The main uncertainty hanging over the new course is funding. Training a doctor is one of the most expensive courses a university can undertake. In Hong Kong, for example, it costs HK$3 million (US$382,183) to train one.

The programme requires substantial capital: to build the new hospital, purchase the necessary equipment, and pay salaries sufficient to attract the quality teaching staff that Dr Fok wants. Tuition fees will only cover a fraction of the cost.

However, Fok contends, “monetary benefit” is not the goal of the new hospital and medical programme.

“We want to let the Macao community feel that this medical school is for them, so they will support it. We will also seek support from the government. Dr Liu Chak Wan, chancellor of MUST, has promised his full support.”

Fok himself is well placed to raise money. Over his decades of professional life, he’s acquired an international profile and broad network of contacts in the medical and investment worlds.

A graduate of the University of Hong Kong, Fok has been a practicing surgeon since 1982. He is founding chairman of Pedder Clinic and Virtus Medical Group, two of the largest medical practices in Hong Kong, the latter with expansions in the Greater Bay Area and major cities in mainland China.

Fok has also enjoyed great success on the R&D side of medicine. He serves as a director at Athenex, a global biopharmaceutical company focused on the discovery, development, and commercialisation of novel therapies for treating cancer. Listed on the Nasdaq in New York on 14 June 2017, it has a market capitalisation of nearly US$1 billion with about 60 per cent owned by Hong Kong investors.

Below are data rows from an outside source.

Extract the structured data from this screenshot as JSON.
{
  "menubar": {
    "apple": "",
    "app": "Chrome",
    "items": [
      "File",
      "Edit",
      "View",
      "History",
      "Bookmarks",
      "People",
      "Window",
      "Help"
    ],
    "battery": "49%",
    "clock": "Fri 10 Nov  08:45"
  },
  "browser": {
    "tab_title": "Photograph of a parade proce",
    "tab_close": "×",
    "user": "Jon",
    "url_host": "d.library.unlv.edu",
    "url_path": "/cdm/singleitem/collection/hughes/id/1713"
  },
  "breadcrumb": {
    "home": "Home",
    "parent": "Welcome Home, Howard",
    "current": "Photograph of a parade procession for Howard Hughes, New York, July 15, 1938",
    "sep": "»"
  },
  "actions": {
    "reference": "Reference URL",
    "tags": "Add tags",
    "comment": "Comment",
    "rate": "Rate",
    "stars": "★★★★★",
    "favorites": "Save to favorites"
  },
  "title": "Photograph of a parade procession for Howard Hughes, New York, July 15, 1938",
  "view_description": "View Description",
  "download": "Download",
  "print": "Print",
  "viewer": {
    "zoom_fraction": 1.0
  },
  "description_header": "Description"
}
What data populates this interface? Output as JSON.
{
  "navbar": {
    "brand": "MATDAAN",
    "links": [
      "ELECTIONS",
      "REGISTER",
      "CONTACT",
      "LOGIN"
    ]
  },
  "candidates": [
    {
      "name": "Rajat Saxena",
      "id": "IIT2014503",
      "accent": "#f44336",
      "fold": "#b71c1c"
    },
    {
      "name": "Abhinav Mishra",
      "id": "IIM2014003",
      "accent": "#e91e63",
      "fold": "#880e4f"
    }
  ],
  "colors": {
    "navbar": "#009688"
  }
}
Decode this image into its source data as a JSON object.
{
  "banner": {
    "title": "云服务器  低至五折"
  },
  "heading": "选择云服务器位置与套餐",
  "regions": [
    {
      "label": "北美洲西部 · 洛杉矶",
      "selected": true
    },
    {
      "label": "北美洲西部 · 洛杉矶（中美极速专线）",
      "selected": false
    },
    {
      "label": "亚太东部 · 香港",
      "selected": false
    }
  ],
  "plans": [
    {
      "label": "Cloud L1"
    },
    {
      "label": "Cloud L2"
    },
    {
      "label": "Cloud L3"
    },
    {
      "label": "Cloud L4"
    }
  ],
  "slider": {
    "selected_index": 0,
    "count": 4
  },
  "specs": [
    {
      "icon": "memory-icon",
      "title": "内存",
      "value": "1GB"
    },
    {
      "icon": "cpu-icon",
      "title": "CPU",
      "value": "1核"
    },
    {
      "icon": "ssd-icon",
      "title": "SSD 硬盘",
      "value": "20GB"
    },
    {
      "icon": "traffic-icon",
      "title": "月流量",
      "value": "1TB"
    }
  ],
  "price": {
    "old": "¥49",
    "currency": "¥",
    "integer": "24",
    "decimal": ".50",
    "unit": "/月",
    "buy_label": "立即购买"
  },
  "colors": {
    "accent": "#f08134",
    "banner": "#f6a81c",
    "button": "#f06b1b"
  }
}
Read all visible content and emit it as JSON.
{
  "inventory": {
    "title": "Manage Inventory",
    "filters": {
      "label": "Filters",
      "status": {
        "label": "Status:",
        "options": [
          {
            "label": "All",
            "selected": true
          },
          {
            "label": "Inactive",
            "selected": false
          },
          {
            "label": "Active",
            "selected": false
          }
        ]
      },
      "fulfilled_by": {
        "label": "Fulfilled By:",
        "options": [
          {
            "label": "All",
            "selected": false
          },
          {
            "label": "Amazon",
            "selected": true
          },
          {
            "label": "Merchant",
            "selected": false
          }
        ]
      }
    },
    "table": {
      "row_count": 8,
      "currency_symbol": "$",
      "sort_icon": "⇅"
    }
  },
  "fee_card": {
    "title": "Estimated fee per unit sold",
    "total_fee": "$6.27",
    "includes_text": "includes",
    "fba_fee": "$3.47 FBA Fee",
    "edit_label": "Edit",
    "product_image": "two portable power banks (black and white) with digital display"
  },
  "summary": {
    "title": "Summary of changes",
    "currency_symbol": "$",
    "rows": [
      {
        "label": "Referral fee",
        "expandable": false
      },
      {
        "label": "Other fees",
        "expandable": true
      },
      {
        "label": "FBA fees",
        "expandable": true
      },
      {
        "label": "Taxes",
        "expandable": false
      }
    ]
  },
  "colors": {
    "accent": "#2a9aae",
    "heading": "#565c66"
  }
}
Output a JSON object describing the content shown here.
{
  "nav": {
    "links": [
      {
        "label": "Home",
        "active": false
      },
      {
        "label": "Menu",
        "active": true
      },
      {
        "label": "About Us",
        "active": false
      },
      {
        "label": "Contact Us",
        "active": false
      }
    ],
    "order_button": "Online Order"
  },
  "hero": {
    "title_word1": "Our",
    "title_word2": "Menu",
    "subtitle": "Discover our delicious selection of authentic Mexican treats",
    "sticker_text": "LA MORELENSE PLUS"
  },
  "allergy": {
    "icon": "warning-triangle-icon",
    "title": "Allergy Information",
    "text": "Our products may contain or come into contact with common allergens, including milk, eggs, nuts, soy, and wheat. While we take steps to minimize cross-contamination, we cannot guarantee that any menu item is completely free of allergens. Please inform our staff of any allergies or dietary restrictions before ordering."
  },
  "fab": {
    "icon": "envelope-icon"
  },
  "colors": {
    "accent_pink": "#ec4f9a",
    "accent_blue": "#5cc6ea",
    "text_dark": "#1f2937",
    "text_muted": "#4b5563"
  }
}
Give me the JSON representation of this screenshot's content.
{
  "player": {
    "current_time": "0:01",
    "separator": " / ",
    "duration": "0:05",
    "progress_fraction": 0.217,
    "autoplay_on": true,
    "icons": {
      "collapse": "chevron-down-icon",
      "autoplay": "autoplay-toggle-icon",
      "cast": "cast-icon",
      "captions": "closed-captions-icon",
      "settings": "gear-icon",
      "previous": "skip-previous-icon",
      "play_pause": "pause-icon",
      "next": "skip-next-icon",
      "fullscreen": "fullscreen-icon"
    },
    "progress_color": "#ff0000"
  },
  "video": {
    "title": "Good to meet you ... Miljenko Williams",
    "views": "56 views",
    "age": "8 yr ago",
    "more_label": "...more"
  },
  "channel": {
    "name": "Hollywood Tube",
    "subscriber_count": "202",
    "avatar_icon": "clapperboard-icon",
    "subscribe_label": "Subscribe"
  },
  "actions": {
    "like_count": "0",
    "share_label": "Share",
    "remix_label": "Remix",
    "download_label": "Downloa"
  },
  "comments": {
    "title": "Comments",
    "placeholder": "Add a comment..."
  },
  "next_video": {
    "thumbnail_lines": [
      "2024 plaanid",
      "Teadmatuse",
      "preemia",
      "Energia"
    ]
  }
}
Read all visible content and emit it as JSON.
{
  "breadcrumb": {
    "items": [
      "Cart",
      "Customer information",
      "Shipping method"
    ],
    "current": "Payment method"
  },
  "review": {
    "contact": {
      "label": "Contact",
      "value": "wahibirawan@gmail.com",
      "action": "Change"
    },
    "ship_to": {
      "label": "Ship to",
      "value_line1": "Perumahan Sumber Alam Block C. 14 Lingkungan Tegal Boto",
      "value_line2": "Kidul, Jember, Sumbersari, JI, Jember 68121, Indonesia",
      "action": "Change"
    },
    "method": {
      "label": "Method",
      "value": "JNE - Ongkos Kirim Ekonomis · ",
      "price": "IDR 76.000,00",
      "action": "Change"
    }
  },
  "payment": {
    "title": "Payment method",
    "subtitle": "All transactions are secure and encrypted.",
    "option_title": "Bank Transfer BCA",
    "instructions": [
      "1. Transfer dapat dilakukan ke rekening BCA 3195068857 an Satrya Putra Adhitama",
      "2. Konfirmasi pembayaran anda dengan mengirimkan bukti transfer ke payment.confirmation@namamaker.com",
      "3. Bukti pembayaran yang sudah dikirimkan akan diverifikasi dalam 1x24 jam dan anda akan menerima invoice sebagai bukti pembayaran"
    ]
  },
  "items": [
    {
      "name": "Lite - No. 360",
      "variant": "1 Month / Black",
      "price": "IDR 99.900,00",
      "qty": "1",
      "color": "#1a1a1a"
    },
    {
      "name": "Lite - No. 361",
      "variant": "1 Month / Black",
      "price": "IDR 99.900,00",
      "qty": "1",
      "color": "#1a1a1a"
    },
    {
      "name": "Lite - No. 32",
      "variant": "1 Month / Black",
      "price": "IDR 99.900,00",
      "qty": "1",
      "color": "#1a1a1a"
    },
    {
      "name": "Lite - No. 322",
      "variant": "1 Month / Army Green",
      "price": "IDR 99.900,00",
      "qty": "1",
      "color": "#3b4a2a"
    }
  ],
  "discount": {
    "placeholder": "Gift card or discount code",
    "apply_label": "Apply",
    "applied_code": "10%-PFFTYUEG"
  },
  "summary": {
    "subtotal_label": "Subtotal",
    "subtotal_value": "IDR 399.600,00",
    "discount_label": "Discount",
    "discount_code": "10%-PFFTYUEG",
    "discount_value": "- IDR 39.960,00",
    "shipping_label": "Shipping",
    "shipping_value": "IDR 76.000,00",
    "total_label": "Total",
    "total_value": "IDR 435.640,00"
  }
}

He is also chairman of the Hong Kong-based Avalon BioMedical Management Ltd, an investment holding company focused on the development and commercialisation of Asian life sciences products.

 

Text Mark O’Neill  

Photos António Sanmarful